The case is especially interesting because it is an appeal of a preliminary injunction. Arizona passed the law with several provisions. The Obama Administration sued before the law went into effect, saying that the court should prevent (enjoin) the law from being implemented because it was "pre-empted" by federal law. In other words, states cannot pass laws that regulate an area reserved for the federal government.

 

The federal district court enjoined four provisions from going into effect. Arizona appealed. The Court of Appeals upheld the lower court's ruling. Arizona appealed to the Supreme Court.

 

To keep the injunction in place, the Administration had to show that (1) it would win on the merits (meaning the law really was pre-empted by federal law) and (2) irreparable harm would result from the law going into effect. This is a very high standard.

 

But the Administration met this standard on three of the four provisions. A majority of the Court (5 -3, with Justice Kagan not participating) said that the following provisions were pre-empted:

 

-          Requirement to carry federal immigration "registration" papers

-          Warrantless arrests of people believed to have violated a federal law
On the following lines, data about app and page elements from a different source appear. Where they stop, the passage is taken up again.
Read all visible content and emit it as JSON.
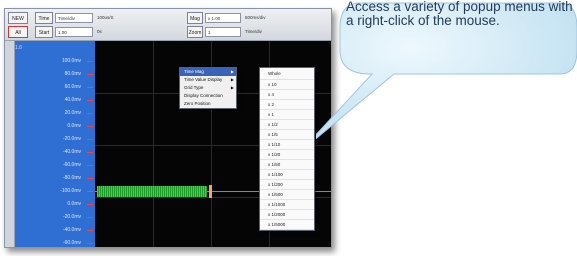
{
  "toolbar": {
    "buttons": [
      "NEW",
      "Time",
      "Mag",
      "All",
      "Start",
      "Zoom"
    ],
    "fields": [
      "Time/div",
      "1.00",
      "x 1.00",
      "1"
    ],
    "texts": [
      "100us/S",
      "0s",
      "500ms/div",
      "Time/div"
    ]
  },
  "scale": {
    "top_label": "1.0",
    "labels": [
      "100.0mv",
      "80.0mv",
      "60.0mv",
      "40.0mv",
      "20.0mv",
      "0.0mv",
      "-20.0mv",
      "-40.0mv",
      "-60.0mv",
      "-80.0mv",
      "-100.0mv",
      "0.0mv",
      "-20.0mv",
      "-40.0mv",
      "-60.0mv",
      "-80.0mv"
    ]
  },
  "popup_menu": {
    "items": [
      {
        "label": "Time Mag",
        "has_submenu": true,
        "active": true
      },
      {
        "label": "Time Value Display",
        "has_submenu": true,
        "active": false
      },
      {
        "label": "Grid Type",
        "has_submenu": true,
        "active": false
      },
      {
        "label": "Display Connection",
        "has_submenu": false,
        "active": false
      },
      {
        "label": "Zero Position",
        "has_submenu": false,
        "active": false
      }
    ]
  },
  "submenu": {
    "items": [
      "Whole",
      "x 10",
      "x 4",
      "x 2",
      "x 1",
      "x 1/2",
      "x 1/5",
      "x 1/10",
      "x 1/20",
      "x 1/50",
      "x 1/100",
      "x 1/200",
      "x 1/500",
      "x 1/1000",
      "x 1/2000",
      "x 1/5000"
    ]
  },
  "callout": {
    "text": "Access a variety of popup menus with a right-click of the mouse."
  },
  "colors": {
    "scale_panel": "#2f6fd4",
    "plot_bg": "#050505",
    "signal": "#3fd24a",
    "callout_fill": "#cfe8f6",
    "callout_text": "#1f3b58"
  }
}
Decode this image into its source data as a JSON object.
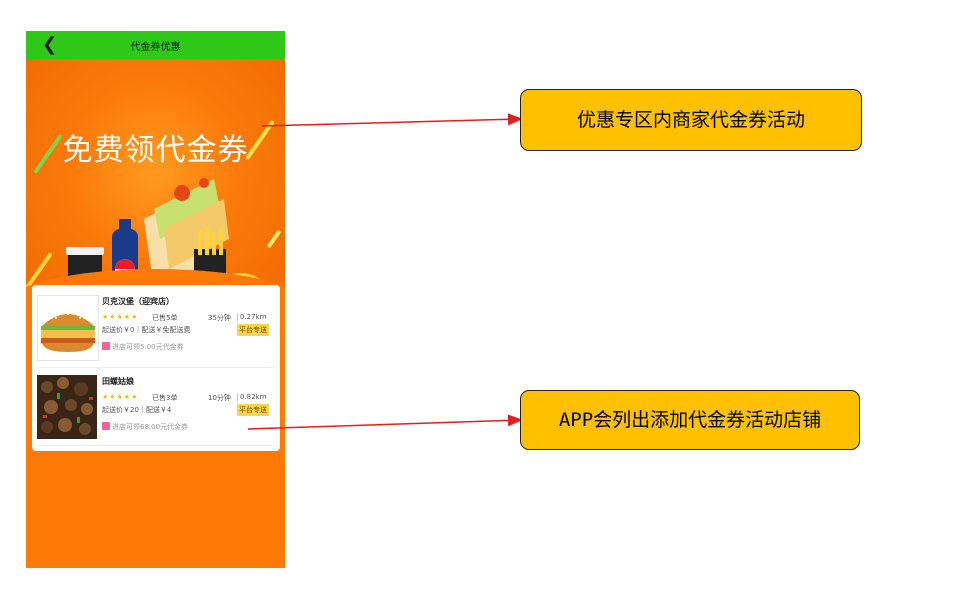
{
  "navbar": {
    "back_icon": "chevron-left-icon",
    "title": "代金券优惠"
  },
  "banner": {
    "title": "免费领代金券"
  },
  "shops": [
    {
      "name": "贝克汉堡（迎宾店）",
      "stars": "★★★★★",
      "sold": "已售5单",
      "eta": "35分钟",
      "distance": "0.27km",
      "fee": "起送价￥0｜配送￥免配送费",
      "tag": "平台专送",
      "coupon": "进店可领5.00元代金券",
      "image": "burger-image"
    },
    {
      "name": "田螺姑娘",
      "stars": "★★★★★",
      "sold": "已售3单",
      "eta": "10分钟",
      "distance": "0.82km",
      "fee": "起送价￥20｜配送￥4",
      "tag": "平台专送",
      "coupon": "进店可领68.00元代金券",
      "image": "snails-image"
    }
  ],
  "callouts": [
    {
      "text": "优惠专区内商家代金券活动"
    },
    {
      "text": "APP会列出添加代金券活动店铺"
    }
  ],
  "colors": {
    "navbar": "#2fc718",
    "page_bg": "#fd7a06",
    "callout_bg": "#ffc000",
    "arrow": "#e02020",
    "tag_bg": "#ffd44a"
  }
}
-          Criminal penalties for working or soliciting work if not authorized to work under federal law.

 

The only provision that was upheld (unanimously) was the one allowing state police to check a person's immigration status in connection with an arrest or detention.

 

However, the Court signaled that this provision could be found lacking on the merits if it is not implemented correctly. In other words, if in fact the state does not implement the law in a non-discriminatory manner, it could be found to violate Equal Protection or other Constitutional provisions.

 

No doubt this is only the first battle in a long war about this and other similar state immigration laws. As soon as the law is enforced, more lawsuits will be filed - and lawsuits by other parties are already pending.

 

While it is nice to know the majority of the Supreme Court agrees that immigration law should be federal, it is a bit disheartening to see the human and economic toll taken to arrive at this point. Most people involved in the current system understand that the law must be updated and modified in a reasonable manner - and that only Congress can do so.

 

The Supreme Court's message to Arizona may be mixed, but the message to Congress should be clear.